When the giant Junko appears at the end of the game, she compares her appearance to the giant bosses in other action games, specifically God of War. However, she only makes this reference in the Japanese version (the captioned pic is from a fan translated video). In the English version, she references the fictional game "Kniferella", which is probably meant to be play off Bayonetta. The followup by Fuyuhiko, showing surprise that she mentioned the actual game name, no longer makes sense in this verison.


In Ultra Despair Girls, Kotoko remarks that her "heart is racing faster than 16 shots a second", and saying that "Master Takahasi would be proud". This is a reference to Toshiyuki Takahashi, spokesperson for Hudson in the 80s and 90s, who had extraordinarily skill in pressing controller buttons as fast as possible. He was the star of the game known in America and Europe as Adventure Island, where his character was renamed Master Higgins. This is right after Kotoko admits her references are a little dated, having done an impression of Andy Kaufman's Latka from the 70s sitcom Taxi.

Other References

In Chapter 3, there's a microwave activiated by a phone. Nanami is standing near it. The voice actress who played Nanami also played Mayuri in Steins;Gate.

In Chapter 6, the Mastermind says "Yume ga hirogari makuri-stina", referencing the way Rintaro Okabe (err...Hyououin Kyouma) calls Kurisu "Christina" in Steins;Gate. It doesn't really make sense, it's just something that parodies the elaborate, mad villain way that Okabe sometimes talks.

Present 88 is the Seven-Branched Sword. This is a reference to the "Shichishitou", particularly the one in Saga 2 / Final Fantasy Legend II for the Game Boy. Descripton reads "A sword found within the "Haniwa" excavated on the island. It's characterized by its blade, which is divided into seven branches. It's already hit the use limit." Called "Seven Sword" in Final Fantasy Legend II. It's wieled by an enemy called Haniwa, which drops it. When equipped, it can only used seven times.

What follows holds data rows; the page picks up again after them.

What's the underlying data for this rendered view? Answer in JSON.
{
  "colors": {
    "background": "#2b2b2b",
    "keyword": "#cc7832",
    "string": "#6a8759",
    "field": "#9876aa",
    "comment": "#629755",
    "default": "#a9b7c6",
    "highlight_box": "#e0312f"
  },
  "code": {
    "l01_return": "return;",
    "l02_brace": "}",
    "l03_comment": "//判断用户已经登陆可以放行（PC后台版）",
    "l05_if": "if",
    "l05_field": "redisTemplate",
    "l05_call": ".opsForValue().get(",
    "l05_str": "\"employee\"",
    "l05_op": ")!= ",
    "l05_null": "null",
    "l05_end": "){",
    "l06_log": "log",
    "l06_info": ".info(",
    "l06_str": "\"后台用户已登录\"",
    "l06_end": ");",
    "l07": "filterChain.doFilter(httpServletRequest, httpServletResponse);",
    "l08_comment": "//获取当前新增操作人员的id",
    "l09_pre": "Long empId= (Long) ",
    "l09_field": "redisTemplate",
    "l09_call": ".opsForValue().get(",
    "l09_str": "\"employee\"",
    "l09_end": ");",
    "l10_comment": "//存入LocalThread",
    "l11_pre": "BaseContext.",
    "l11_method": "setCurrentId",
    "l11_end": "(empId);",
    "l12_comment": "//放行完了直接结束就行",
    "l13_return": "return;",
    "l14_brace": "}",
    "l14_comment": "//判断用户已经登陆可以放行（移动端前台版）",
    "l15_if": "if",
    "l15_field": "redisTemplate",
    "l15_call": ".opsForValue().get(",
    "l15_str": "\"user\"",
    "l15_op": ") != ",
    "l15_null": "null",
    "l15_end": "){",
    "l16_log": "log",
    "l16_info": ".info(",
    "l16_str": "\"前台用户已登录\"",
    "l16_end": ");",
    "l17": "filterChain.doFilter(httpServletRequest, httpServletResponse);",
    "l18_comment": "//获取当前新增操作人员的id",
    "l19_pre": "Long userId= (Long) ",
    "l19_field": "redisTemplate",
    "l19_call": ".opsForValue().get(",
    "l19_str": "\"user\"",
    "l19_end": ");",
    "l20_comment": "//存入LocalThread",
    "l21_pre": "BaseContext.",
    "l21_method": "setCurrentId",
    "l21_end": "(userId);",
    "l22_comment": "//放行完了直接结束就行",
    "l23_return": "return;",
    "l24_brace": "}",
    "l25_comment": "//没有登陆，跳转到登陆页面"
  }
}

There are tons of video game references in Magical Miracle Girl Monomi:

Miracle Monomi's attack is a parody of Akuma's "Shungokusatsu" move from Street Fighter II.

The Stage 1 title is "Achishi ni sonote o yogose to iu no ka.". This is a reference to the first chapter in Tactics Ogre: "Boku ni sonote o yogose to iu no ka." In the English version, this is translated to: "Are You Telling Me to Stain My Hands?" ("Achishi" is just a silly pronoun that Monomi uses.)

Many weapons are references to classic 8- and 16-bit shoot-em-ups:

The "Master Rod" is known as the "Tatsujin no Tsue" in Japanese, which is a reference to Tatsujin/Truxton. ("Tatsujin" translates to "master"). It makes a skull bomb like Truxton.

"Rayxanber's Rod" is a reference to the FM Towns/PCE shooter series Rayxanber. Rayxanber sounds like gibberish but it's actually a stylized way of writing 雷斬牙 (raizanba) in English, which means "Thunder Slash Fang"

The "Topsy Turvy" weapon is a reference to the names of the Star Maidens in Magical Chase. It looks like a witch's wand.

The "Bartholemew" weapon is named after the mecha in Compile's PCE shooter Spriggan Mk2. It summons a tree spirit (a spriggan).

The "Summer Carnival" weapon shoots flames. "Flames" = "Rekka" in Japanese, AKA the Famicom shooter Summer Carnival '92: Recca.

Page 1:
Trigger Happy Havoc: Danganronpa

Page 2:
Danganronpa 2: Goodbye Despair

Page 3:
Danganronpa: Ultra Despair Girls
Manga / Anime

Back to the Index

Page 4:
Danganronpa SPOILER PAGE

Page 5:
Danganronpa 2 SPOILER PAGE
Video Game/Anime References

Page 6:
Danganronpa 3 (Anime)